(Records contained in a dataset)
● ● ● ● ●
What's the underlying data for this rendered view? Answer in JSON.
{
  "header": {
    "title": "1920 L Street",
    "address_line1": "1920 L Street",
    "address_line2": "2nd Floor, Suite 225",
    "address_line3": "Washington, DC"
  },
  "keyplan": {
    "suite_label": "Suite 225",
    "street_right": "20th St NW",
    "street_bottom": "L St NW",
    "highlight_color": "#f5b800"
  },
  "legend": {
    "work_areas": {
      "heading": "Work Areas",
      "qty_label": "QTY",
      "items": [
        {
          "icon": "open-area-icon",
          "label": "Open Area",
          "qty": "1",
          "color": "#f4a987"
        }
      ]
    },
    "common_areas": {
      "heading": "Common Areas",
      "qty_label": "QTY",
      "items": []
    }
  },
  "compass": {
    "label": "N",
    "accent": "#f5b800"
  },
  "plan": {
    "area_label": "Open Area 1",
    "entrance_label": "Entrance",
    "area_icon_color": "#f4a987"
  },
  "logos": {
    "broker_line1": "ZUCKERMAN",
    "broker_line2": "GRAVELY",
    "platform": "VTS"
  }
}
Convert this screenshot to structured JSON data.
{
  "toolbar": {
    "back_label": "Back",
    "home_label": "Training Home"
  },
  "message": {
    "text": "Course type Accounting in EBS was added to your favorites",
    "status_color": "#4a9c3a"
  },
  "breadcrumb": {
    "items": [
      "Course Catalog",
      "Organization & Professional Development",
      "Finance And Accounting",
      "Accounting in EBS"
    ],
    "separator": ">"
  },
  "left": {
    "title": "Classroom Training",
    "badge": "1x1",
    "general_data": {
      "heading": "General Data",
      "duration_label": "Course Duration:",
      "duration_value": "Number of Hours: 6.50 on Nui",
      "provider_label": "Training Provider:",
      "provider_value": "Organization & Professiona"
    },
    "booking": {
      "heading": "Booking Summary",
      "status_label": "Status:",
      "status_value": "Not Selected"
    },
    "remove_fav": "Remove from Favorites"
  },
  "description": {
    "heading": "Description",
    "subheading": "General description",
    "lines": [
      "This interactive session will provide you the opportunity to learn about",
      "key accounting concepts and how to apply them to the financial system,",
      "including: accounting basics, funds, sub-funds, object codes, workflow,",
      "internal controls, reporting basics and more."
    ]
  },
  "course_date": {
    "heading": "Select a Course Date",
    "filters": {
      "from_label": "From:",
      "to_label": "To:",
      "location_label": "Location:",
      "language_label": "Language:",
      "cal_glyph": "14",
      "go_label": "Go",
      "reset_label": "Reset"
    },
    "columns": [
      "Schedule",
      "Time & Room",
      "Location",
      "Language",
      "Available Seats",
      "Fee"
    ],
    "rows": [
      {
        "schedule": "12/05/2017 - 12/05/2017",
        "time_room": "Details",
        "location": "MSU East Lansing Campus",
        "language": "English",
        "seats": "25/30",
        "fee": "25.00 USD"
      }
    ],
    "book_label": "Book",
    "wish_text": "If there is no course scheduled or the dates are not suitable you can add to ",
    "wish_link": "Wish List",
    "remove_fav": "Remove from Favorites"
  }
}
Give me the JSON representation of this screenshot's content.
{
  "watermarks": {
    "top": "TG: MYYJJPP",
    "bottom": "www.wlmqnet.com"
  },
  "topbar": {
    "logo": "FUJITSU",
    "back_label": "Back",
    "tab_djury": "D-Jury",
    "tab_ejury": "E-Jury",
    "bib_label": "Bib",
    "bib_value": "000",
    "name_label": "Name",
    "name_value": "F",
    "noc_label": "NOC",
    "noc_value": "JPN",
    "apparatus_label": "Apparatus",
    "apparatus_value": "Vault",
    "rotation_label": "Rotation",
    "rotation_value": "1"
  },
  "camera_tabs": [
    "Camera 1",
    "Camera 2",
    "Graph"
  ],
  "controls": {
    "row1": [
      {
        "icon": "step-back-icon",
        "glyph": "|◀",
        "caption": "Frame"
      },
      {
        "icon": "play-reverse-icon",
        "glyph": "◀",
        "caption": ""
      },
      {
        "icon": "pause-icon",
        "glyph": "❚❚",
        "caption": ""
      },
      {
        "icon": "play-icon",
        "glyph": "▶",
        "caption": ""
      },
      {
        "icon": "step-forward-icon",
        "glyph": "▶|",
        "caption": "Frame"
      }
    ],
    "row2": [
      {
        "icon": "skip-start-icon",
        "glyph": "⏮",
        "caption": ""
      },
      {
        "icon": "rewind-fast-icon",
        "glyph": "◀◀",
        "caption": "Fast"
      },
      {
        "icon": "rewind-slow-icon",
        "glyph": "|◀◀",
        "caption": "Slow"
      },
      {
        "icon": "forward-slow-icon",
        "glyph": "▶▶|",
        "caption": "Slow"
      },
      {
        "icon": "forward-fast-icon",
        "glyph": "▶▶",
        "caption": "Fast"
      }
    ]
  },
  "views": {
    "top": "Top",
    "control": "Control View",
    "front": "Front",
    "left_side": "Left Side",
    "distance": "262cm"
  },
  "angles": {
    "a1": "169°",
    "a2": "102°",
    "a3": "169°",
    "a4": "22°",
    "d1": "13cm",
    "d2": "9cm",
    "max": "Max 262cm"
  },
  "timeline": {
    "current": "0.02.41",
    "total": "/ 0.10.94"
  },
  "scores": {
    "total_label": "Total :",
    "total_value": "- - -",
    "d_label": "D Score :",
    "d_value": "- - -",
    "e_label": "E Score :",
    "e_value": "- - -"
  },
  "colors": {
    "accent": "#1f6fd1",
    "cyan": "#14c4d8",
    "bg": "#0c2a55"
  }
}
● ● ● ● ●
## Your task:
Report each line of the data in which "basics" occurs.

## Task solution:
      "including: accounting basics, funds, sub-funds, object codes, workflow,",
      "internal controls, reporting basics and more."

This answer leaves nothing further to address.